Every line below that has "their" in it should be copied.
Supplied records below:
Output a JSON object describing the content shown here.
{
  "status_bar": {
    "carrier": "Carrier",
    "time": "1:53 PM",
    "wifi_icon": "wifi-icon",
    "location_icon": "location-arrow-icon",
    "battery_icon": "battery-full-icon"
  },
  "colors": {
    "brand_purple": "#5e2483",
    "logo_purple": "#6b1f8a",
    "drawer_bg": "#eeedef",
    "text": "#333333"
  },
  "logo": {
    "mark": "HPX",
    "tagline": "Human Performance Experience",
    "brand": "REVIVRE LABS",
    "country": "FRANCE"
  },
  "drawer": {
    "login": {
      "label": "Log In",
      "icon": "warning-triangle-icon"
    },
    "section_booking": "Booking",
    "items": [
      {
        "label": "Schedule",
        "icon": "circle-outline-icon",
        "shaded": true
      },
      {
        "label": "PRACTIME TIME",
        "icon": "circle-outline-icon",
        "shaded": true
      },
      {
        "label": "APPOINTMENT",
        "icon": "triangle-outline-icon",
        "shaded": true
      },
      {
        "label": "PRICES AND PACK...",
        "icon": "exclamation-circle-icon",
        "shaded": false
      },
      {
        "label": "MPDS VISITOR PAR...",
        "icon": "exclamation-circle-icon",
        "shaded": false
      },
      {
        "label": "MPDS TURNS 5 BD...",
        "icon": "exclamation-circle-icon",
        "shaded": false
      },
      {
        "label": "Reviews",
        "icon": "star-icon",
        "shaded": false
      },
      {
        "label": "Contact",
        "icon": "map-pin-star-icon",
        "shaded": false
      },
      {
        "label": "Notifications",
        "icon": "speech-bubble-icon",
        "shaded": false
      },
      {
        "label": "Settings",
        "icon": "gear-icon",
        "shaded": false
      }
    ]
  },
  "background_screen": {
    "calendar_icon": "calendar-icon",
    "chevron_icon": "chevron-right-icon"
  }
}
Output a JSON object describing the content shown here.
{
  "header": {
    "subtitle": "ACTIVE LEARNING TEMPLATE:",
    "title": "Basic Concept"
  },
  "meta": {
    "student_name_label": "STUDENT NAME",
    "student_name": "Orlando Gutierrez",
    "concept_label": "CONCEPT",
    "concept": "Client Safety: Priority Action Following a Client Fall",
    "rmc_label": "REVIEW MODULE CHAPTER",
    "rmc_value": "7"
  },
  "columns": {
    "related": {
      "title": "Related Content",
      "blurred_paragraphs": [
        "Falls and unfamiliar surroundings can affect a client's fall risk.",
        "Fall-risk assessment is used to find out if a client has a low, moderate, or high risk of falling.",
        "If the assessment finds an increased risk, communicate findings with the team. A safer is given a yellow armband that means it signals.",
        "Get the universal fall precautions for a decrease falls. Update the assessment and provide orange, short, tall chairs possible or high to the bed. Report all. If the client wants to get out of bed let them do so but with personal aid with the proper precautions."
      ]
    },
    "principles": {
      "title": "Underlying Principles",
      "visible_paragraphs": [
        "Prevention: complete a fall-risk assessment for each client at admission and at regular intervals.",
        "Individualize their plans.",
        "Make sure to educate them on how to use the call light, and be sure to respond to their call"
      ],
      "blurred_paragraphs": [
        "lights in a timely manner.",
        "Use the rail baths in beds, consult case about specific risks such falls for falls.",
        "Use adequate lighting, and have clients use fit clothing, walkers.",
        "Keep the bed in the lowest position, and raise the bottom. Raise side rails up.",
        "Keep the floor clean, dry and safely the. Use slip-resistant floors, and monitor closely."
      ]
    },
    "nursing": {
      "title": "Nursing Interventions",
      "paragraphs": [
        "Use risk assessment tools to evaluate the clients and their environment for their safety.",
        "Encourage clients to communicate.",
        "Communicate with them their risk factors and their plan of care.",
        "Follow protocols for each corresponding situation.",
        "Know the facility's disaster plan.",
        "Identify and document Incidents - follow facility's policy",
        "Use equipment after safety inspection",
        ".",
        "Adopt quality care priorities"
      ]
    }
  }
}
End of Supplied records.
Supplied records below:
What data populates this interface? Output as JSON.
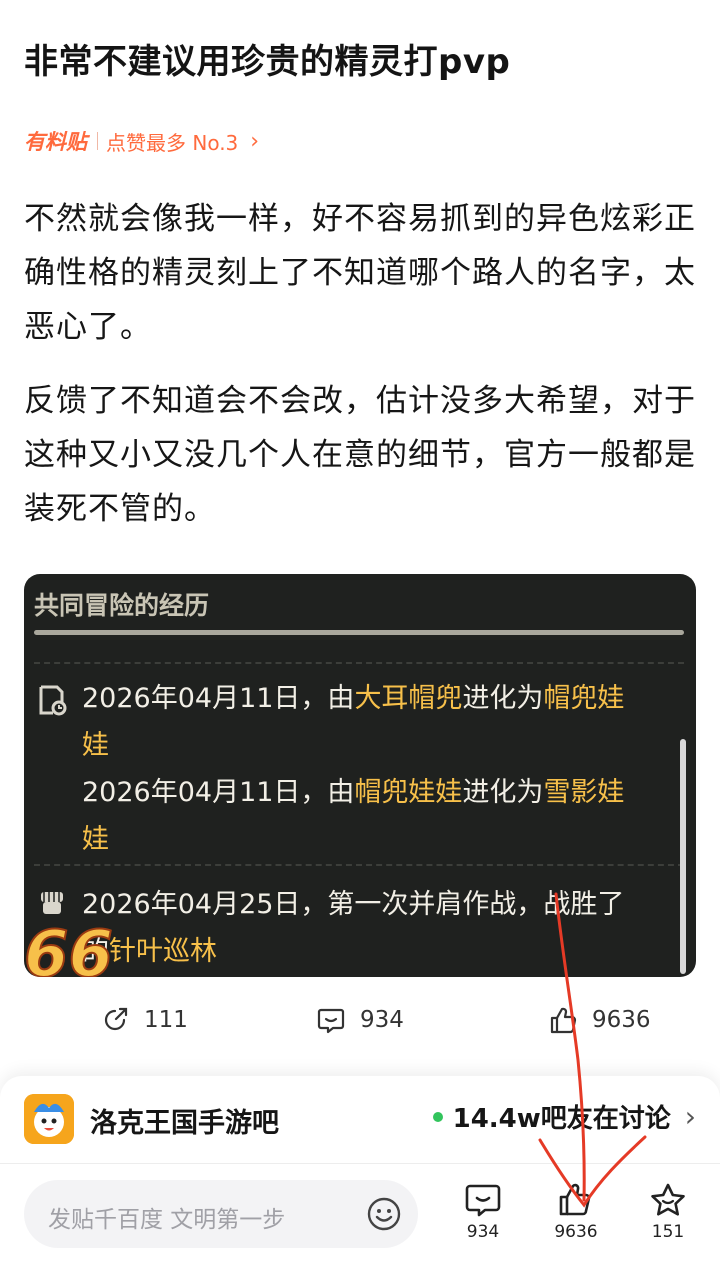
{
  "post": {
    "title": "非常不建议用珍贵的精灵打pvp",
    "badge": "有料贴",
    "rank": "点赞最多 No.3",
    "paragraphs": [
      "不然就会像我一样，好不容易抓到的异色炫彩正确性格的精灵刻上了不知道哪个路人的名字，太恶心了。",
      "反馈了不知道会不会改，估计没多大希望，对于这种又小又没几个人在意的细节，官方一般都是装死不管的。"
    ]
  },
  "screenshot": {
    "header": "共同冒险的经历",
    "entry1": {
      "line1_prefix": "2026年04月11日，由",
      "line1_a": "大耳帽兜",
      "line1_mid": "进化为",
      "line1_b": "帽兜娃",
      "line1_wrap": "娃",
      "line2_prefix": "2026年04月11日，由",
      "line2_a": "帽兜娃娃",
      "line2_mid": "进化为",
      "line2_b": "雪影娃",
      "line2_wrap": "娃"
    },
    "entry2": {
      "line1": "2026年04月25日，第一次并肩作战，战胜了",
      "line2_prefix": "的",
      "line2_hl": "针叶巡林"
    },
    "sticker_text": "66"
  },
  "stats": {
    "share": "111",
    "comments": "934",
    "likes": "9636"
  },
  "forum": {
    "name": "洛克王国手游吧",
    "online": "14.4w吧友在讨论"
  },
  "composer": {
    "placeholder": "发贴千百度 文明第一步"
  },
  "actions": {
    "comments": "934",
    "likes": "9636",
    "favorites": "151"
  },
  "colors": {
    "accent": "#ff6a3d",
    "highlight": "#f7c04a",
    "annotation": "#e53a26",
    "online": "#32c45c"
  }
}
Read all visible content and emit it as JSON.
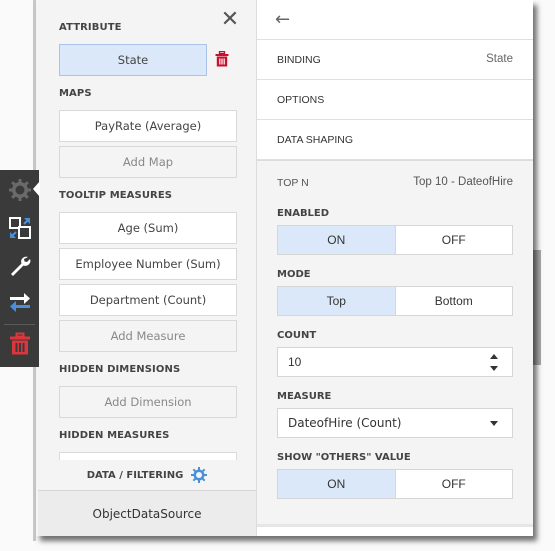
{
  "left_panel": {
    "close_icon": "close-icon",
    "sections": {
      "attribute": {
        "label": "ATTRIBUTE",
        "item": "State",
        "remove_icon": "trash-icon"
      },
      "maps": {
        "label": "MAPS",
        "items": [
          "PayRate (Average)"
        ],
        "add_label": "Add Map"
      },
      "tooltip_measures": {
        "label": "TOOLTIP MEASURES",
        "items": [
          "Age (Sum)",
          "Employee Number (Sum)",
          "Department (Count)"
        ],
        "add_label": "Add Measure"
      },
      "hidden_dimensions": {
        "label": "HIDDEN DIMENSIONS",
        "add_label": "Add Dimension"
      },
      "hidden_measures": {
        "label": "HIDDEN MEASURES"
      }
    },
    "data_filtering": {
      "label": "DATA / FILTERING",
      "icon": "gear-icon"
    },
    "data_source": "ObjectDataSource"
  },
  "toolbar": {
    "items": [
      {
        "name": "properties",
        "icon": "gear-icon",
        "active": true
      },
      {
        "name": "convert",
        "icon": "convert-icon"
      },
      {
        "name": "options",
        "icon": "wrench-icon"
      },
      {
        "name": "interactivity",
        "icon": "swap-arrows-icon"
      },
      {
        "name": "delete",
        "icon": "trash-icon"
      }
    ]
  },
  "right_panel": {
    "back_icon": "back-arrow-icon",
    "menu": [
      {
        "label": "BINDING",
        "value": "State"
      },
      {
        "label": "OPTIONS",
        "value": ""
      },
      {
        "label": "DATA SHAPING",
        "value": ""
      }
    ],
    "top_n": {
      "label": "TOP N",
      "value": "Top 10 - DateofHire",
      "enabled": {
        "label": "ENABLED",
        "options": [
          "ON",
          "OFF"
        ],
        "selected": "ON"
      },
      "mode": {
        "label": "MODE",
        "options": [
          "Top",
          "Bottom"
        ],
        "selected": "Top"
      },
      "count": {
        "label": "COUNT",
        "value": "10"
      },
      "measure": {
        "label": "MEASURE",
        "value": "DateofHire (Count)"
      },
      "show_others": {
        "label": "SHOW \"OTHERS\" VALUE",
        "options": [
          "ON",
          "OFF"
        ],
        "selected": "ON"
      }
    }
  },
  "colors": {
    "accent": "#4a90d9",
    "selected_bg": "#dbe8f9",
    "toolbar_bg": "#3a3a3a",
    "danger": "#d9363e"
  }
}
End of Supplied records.
Exercise response
        "Individualize their plans.",
        "Make sure to educate them on how to use the call light, and be sure to respond to their call"
        "Use risk assessment tools to evaluate the clients and their environment for their safety.",
        "Communicate with them their risk factors and their plan of care.",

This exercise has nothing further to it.